by Pamela Wharton Blanpied
Random House, 1980
Reprinted by The Boydell Press, 1997
Found: on a New York City subway
Let’s say you’re a cattle farmer. You wake up one morning to find half of your herd missing. This is troubling not only because they’re your livelihood, but because this has never happened before. And so you invest in some fencing and a pair of savage guard dogs — only to wake up the next morning to bloodshed and disrepair. What could this be? A resurgence of wolves? Bored, countryside saboteurs? Sinister rival dairy farmers? ... Dragons? If you’re farmer living in the imagined modern world Pamela Wharton Blanpied creates in Dragons: The Modern Infestation, then it’s probably dragons.
Dragons is a book my friend Erik found on the R train in Brooklyn. It was just there on the ground, all stepped on and wet with winter muck. I didn’t think much of it initially, but now the image makes me furious. That’s because Dragons, a satirical take on academia through the lens of the scientific study of dragons, is brutally funny and, at times, beautiful.
First published in 1980 by Random House and then reprinted in 1997 by The Boydell Press (an academic publisher out of England), Dragons is divided into three sections: a history of the modern dragon infestation; a dense, exceedingly scientific section called “Anatomical and Behavioral Characteristics”; and finally, excerpts from the working papers and field reports from renowned verminologists Marta Froedlich and Philip Marsden.
What’s most stunning about this book, though, is not simply the joyful absurdity contained within, but the critique of humanity and our collective complacency with simple, surface-level understandings of how the world works.

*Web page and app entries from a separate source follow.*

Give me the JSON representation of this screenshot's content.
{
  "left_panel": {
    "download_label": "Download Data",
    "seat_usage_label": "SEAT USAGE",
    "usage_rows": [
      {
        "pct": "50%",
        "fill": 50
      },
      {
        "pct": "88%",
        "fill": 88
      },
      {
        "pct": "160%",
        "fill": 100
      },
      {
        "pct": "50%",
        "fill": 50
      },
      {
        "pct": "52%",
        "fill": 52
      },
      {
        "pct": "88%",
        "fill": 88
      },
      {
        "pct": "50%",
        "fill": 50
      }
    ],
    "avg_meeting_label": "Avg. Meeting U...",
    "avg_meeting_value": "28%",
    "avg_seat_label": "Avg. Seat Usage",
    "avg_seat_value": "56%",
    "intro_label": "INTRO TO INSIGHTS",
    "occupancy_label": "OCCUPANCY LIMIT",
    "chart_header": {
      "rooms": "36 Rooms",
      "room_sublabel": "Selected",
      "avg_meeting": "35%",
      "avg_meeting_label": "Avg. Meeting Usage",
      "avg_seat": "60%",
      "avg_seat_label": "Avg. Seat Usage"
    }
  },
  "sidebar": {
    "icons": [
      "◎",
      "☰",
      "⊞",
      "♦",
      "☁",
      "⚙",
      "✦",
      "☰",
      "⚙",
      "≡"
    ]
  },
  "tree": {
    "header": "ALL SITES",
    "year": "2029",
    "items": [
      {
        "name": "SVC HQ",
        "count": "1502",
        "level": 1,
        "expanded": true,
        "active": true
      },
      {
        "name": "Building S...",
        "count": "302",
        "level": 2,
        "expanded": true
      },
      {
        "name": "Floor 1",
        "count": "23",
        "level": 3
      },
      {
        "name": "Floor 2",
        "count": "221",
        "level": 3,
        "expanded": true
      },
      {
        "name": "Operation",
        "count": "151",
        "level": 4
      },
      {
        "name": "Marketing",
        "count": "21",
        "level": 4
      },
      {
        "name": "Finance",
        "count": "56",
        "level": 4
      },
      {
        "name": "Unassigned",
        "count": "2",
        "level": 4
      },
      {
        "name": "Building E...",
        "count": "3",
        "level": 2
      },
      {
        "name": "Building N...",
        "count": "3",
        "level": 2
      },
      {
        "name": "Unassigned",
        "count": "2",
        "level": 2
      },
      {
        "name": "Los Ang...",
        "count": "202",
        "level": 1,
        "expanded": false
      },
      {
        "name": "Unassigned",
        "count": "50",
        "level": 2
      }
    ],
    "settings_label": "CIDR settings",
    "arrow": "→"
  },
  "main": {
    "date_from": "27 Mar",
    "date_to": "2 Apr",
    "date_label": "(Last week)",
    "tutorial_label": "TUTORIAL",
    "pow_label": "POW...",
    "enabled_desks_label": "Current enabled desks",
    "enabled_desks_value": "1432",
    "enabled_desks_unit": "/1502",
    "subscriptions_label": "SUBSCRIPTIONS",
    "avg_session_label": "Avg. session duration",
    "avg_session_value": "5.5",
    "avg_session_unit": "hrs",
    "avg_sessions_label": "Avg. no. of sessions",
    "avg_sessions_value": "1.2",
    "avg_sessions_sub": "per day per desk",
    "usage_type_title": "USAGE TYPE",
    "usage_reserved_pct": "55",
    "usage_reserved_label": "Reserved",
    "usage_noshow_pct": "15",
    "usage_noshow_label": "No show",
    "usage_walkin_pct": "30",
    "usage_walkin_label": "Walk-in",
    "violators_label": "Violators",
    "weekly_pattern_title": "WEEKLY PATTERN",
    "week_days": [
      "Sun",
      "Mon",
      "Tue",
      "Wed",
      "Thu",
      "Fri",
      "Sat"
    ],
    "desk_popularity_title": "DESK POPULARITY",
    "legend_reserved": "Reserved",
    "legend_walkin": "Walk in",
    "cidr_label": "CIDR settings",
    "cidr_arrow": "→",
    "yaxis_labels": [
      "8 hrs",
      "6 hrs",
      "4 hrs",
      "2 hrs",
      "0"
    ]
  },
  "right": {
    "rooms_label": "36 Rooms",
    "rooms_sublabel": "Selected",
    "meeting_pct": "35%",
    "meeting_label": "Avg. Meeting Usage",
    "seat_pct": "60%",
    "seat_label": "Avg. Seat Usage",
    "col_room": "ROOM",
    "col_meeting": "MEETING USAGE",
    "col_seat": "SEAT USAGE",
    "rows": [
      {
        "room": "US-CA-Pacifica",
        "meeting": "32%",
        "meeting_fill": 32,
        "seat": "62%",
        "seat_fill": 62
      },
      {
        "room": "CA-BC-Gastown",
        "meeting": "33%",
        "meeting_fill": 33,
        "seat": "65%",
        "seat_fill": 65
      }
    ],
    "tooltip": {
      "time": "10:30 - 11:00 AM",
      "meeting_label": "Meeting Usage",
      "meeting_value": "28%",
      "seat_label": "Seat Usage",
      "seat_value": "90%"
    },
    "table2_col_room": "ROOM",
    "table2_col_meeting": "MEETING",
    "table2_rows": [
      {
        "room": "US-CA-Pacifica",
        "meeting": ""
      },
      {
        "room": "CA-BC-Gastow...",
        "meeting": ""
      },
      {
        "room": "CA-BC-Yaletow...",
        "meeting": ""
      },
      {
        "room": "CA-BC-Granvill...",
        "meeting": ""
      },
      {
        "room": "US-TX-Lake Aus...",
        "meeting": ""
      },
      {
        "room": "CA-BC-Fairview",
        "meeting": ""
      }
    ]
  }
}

Blanpied argues that dragons roamed the Earth well before the “Modern Infestation,” but humans chose to ignore the forest fires (or “fire falls,” as they are called in the book), the growing loss of cattle and puzzling wide-scale property damage, chalking it up to vandals and political dissidents.
“The record of the early years of the Modern Infestation” is a tribute to the human ability to insist that there is nothing new under the sun. Individual pieces of evidence were fitted into explanations based purely on pre-dragon assumptions. If there is no culturally sanctioned explanation for the experience, we tend to ignore it or fail to notice it at all. This argument is a bit reductive, but it’s no less cutting and hilarious because of its brutal truth: We often only attempt to understand what is immediately visible and knowable.

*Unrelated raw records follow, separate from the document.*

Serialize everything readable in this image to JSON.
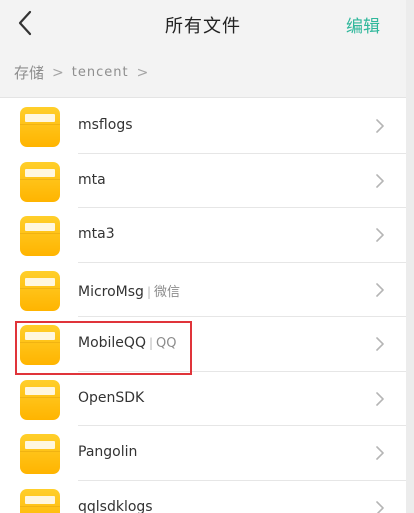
{
  "header": {
    "title": "所有文件",
    "edit_label": "编辑",
    "back_icon": "back-arrow-icon",
    "accent_color": "#2fb79b"
  },
  "breadcrumb": {
    "root": "存储",
    "path": "tencent",
    "separator": ">"
  },
  "files": [
    {
      "name": "msflogs",
      "note": ""
    },
    {
      "name": "mta",
      "note": ""
    },
    {
      "name": "mta3",
      "note": ""
    },
    {
      "name": "MicroMsg",
      "note": "微信"
    },
    {
      "name": "MobileQQ",
      "note": "QQ"
    },
    {
      "name": "OpenSDK",
      "note": ""
    },
    {
      "name": "Pangolin",
      "note": ""
    },
    {
      "name": "qqlsdklogs",
      "note": ""
    }
  ],
  "highlight_color": "#e0343a"
}
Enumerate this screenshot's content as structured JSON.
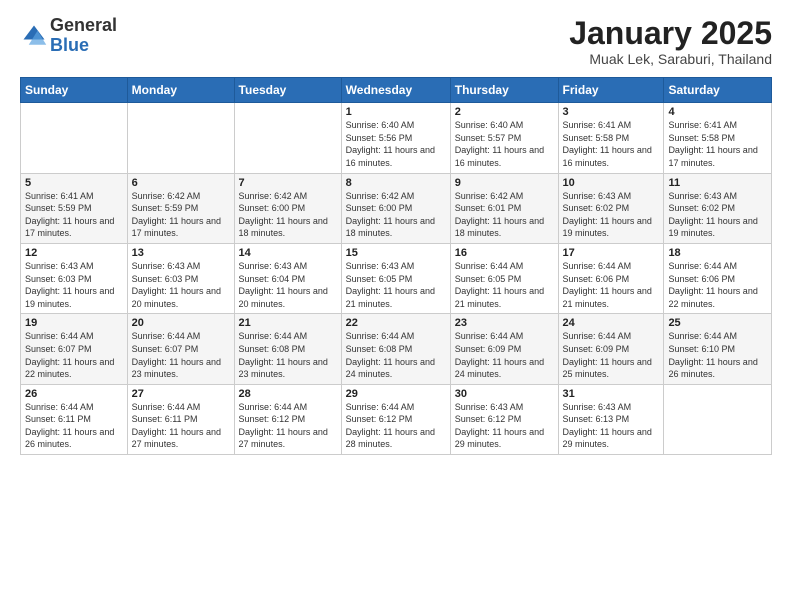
{
  "logo": {
    "general": "General",
    "blue": "Blue"
  },
  "title": "January 2025",
  "location": "Muak Lek, Saraburi, Thailand",
  "headers": [
    "Sunday",
    "Monday",
    "Tuesday",
    "Wednesday",
    "Thursday",
    "Friday",
    "Saturday"
  ],
  "weeks": [
    [
      {
        "day": "",
        "sunrise": "",
        "sunset": "",
        "daylight": ""
      },
      {
        "day": "",
        "sunrise": "",
        "sunset": "",
        "daylight": ""
      },
      {
        "day": "",
        "sunrise": "",
        "sunset": "",
        "daylight": ""
      },
      {
        "day": "1",
        "sunrise": "Sunrise: 6:40 AM",
        "sunset": "Sunset: 5:56 PM",
        "daylight": "Daylight: 11 hours and 16 minutes."
      },
      {
        "day": "2",
        "sunrise": "Sunrise: 6:40 AM",
        "sunset": "Sunset: 5:57 PM",
        "daylight": "Daylight: 11 hours and 16 minutes."
      },
      {
        "day": "3",
        "sunrise": "Sunrise: 6:41 AM",
        "sunset": "Sunset: 5:58 PM",
        "daylight": "Daylight: 11 hours and 16 minutes."
      },
      {
        "day": "4",
        "sunrise": "Sunrise: 6:41 AM",
        "sunset": "Sunset: 5:58 PM",
        "daylight": "Daylight: 11 hours and 17 minutes."
      }
    ],
    [
      {
        "day": "5",
        "sunrise": "Sunrise: 6:41 AM",
        "sunset": "Sunset: 5:59 PM",
        "daylight": "Daylight: 11 hours and 17 minutes."
      },
      {
        "day": "6",
        "sunrise": "Sunrise: 6:42 AM",
        "sunset": "Sunset: 5:59 PM",
        "daylight": "Daylight: 11 hours and 17 minutes."
      },
      {
        "day": "7",
        "sunrise": "Sunrise: 6:42 AM",
        "sunset": "Sunset: 6:00 PM",
        "daylight": "Daylight: 11 hours and 18 minutes."
      },
      {
        "day": "8",
        "sunrise": "Sunrise: 6:42 AM",
        "sunset": "Sunset: 6:00 PM",
        "daylight": "Daylight: 11 hours and 18 minutes."
      },
      {
        "day": "9",
        "sunrise": "Sunrise: 6:42 AM",
        "sunset": "Sunset: 6:01 PM",
        "daylight": "Daylight: 11 hours and 18 minutes."
      },
      {
        "day": "10",
        "sunrise": "Sunrise: 6:43 AM",
        "sunset": "Sunset: 6:02 PM",
        "daylight": "Daylight: 11 hours and 19 minutes."
      },
      {
        "day": "11",
        "sunrise": "Sunrise: 6:43 AM",
        "sunset": "Sunset: 6:02 PM",
        "daylight": "Daylight: 11 hours and 19 minutes."
      }
    ],
    [
      {
        "day": "12",
        "sunrise": "Sunrise: 6:43 AM",
        "sunset": "Sunset: 6:03 PM",
        "daylight": "Daylight: 11 hours and 19 minutes."
      },
      {
        "day": "13",
        "sunrise": "Sunrise: 6:43 AM",
        "sunset": "Sunset: 6:03 PM",
        "daylight": "Daylight: 11 hours and 20 minutes."
      },
      {
        "day": "14",
        "sunrise": "Sunrise: 6:43 AM",
        "sunset": "Sunset: 6:04 PM",
        "daylight": "Daylight: 11 hours and 20 minutes."
      },
      {
        "day": "15",
        "sunrise": "Sunrise: 6:43 AM",
        "sunset": "Sunset: 6:05 PM",
        "daylight": "Daylight: 11 hours and 21 minutes."
      },
      {
        "day": "16",
        "sunrise": "Sunrise: 6:44 AM",
        "sunset": "Sunset: 6:05 PM",
        "daylight": "Daylight: 11 hours and 21 minutes."
      },
      {
        "day": "17",
        "sunrise": "Sunrise: 6:44 AM",
        "sunset": "Sunset: 6:06 PM",
        "daylight": "Daylight: 11 hours and 21 minutes."
      },
      {
        "day": "18",
        "sunrise": "Sunrise: 6:44 AM",
        "sunset": "Sunset: 6:06 PM",
        "daylight": "Daylight: 11 hours and 22 minutes."
      }
    ],
    [
      {
        "day": "19",
        "sunrise": "Sunrise: 6:44 AM",
        "sunset": "Sunset: 6:07 PM",
        "daylight": "Daylight: 11 hours and 22 minutes."
      },
      {
        "day": "20",
        "sunrise": "Sunrise: 6:44 AM",
        "sunset": "Sunset: 6:07 PM",
        "daylight": "Daylight: 11 hours and 23 minutes."
      },
      {
        "day": "21",
        "sunrise": "Sunrise: 6:44 AM",
        "sunset": "Sunset: 6:08 PM",
        "daylight": "Daylight: 11 hours and 23 minutes."
      },
      {
        "day": "22",
        "sunrise": "Sunrise: 6:44 AM",
        "sunset": "Sunset: 6:08 PM",
        "daylight": "Daylight: 11 hours and 24 minutes."
      },
      {
        "day": "23",
        "sunrise": "Sunrise: 6:44 AM",
        "sunset": "Sunset: 6:09 PM",
        "daylight": "Daylight: 11 hours and 24 minutes."
      },
      {
        "day": "24",
        "sunrise": "Sunrise: 6:44 AM",
        "sunset": "Sunset: 6:09 PM",
        "daylight": "Daylight: 11 hours and 25 minutes."
      },
      {
        "day": "25",
        "sunrise": "Sunrise: 6:44 AM",
        "sunset": "Sunset: 6:10 PM",
        "daylight": "Daylight: 11 hours and 26 minutes."
      }
    ],
    [
      {
        "day": "26",
        "sunrise": "Sunrise: 6:44 AM",
        "sunset": "Sunset: 6:11 PM",
        "daylight": "Daylight: 11 hours and 26 minutes."
      },
      {
        "day": "27",
        "sunrise": "Sunrise: 6:44 AM",
        "sunset": "Sunset: 6:11 PM",
        "daylight": "Daylight: 11 hours and 27 minutes."
      },
      {
        "day": "28",
        "sunrise": "Sunrise: 6:44 AM",
        "sunset": "Sunset: 6:12 PM",
        "daylight": "Daylight: 11 hours and 27 minutes."
      },
      {
        "day": "29",
        "sunrise": "Sunrise: 6:44 AM",
        "sunset": "Sunset: 6:12 PM",
        "daylight": "Daylight: 11 hours and 28 minutes."
      },
      {
        "day": "30",
        "sunrise": "Sunrise: 6:43 AM",
        "sunset": "Sunset: 6:12 PM",
        "daylight": "Daylight: 11 hours and 29 minutes."
      },
      {
        "day": "31",
        "sunrise": "Sunrise: 6:43 AM",
        "sunset": "Sunset: 6:13 PM",
        "daylight": "Daylight: 11 hours and 29 minutes."
      },
      {
        "day": "",
        "sunrise": "",
        "sunset": "",
        "daylight": ""
      }
    ]
  ]
}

Blanpied doesn’t end her critique here. She goes on to tackle the human desire to fetishize anything new and shiny entering the world. After multiple reports that a lone dragon was living atop a hill in Iowa, occasionally coming down for a beefy snack, the town’s residents go wild in the worst way: setting up bus tours in order to gawk at the dragon, licensing action figures and clothing, and even taunting the beast in order to get his attention. At first, the dragon ignores this, but finally decides he’s had enough:
“However on the second day of tours the first busload carried equipment designed to stir [the dragon] up a bit: cattle prod and fireworks. The dragon killed the entire busload. He deposited the driver’s body some distance away from his observation site in dense bushes and proceeded to eat the fleshy parts of all the passengers but two old men.”

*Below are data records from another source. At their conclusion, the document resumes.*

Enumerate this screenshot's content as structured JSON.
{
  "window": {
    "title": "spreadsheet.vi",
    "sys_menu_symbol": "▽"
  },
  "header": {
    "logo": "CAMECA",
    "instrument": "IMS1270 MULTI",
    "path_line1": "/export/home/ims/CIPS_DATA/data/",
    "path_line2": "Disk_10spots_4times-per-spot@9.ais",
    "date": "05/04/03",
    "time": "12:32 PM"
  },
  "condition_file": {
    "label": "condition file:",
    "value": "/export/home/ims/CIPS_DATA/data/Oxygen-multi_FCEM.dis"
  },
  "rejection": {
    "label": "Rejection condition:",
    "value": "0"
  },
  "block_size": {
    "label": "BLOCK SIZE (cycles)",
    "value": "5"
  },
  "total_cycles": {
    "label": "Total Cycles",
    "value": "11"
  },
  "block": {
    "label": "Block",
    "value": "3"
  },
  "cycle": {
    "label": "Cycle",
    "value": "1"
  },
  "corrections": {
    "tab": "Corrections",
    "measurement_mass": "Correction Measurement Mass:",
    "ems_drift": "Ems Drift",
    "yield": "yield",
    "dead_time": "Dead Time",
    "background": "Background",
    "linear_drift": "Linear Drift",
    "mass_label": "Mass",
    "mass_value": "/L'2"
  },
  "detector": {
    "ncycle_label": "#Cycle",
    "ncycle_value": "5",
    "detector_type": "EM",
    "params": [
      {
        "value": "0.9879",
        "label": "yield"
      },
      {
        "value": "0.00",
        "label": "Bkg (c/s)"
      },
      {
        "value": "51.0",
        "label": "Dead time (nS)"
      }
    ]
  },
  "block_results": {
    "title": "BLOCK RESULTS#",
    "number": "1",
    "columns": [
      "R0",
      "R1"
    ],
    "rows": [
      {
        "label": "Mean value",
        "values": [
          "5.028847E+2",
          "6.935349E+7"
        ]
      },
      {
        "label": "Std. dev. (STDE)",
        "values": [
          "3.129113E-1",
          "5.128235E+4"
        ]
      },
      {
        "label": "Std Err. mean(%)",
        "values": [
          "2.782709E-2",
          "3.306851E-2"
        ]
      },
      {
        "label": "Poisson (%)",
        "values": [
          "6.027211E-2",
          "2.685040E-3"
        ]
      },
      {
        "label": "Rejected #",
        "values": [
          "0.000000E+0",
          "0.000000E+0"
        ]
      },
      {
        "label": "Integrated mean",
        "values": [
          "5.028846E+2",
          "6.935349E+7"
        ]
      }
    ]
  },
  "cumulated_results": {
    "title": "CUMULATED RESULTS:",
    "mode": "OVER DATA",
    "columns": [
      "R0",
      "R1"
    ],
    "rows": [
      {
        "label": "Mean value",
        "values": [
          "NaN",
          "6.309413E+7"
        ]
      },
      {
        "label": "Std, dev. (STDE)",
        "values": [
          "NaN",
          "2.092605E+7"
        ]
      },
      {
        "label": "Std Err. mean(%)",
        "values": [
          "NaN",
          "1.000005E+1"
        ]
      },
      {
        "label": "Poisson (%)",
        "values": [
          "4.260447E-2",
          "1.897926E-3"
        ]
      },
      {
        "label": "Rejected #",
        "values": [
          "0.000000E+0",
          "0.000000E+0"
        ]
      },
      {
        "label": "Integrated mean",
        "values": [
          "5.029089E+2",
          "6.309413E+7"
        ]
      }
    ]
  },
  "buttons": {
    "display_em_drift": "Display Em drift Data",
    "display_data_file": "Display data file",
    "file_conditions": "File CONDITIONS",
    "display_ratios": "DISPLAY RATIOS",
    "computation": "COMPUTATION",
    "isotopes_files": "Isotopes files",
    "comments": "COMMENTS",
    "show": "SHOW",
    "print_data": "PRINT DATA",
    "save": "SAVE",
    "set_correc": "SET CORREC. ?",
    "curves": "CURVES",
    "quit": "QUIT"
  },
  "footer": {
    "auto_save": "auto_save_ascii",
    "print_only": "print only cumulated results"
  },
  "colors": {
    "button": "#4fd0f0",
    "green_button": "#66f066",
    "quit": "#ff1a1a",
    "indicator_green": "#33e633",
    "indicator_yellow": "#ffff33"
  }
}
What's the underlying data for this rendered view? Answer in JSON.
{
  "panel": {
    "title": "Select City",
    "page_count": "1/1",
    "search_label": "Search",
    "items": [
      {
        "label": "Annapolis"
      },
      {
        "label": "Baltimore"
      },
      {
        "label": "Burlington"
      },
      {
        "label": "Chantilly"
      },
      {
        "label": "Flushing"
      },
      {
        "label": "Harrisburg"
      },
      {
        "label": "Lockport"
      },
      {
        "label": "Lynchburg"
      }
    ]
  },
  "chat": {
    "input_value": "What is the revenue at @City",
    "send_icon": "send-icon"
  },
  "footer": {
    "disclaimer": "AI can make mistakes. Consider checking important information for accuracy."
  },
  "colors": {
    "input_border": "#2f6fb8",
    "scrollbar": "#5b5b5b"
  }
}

humans never win. In a big way, this is the question Blanpied is
presenting throughout: What if some beast appeared on this Earth that
was finally a match for humanity? The answer for Blanpied seems to be that we’d
respond horribly and ignore the fact that a superior being could
possibly exist. We’d ignore its power and focus on its cool factor.
Thankfully, the book isn’t just one long tirade against humanity’s deep embrace of ignorance. Section two, the most biologically focused piece of the book, is also funny:
“The distinctive dragon bellow vibrates with the hollow roar associated with big cats, though the sound can be much louder on occasion and is usually more bass. [sic] It can be a mere thrumming, a kind of modified purr or, as a warning or threat, it can literally be earthshaking. … Contented dragons, especially in the company of other dragons underground, bellow simultaneously, working the vibration into a long, repetitive song, with intricate rhythmic variations and subtle harmonies. They take pleasure in this group creation and become enraged if interrupted.”
Blanpied even gets a little metaphysical with it when it comes to attempting to comprehend the lifespan of a dragon:
“Folk tradition insists that dragons are immortal. This is highly unlikely. It is true that insofar as we can ascertain on the basis of present evidence no dragon has ever died a natural death. This does not mean, however, that no dragon will ever die. They are tied to a lifespan that exceeds our understanding of that term.”
Mostly, Dragons: The Modern Infestation is packed with slow, deep burns, but there’s also a palpable sense of hope lingering throughout. The imagined verminologists about which Blanpied writes have a profound love and respect for dragons that goes beyond fascination or fetish. If we could just have an ounce of compassion, just a bit of reverence for the things around us that we cannot immediately explain or understand, perhaps coexistence with all other living things wouldn't be so bad. Or maybe this is just a silly book about dragons.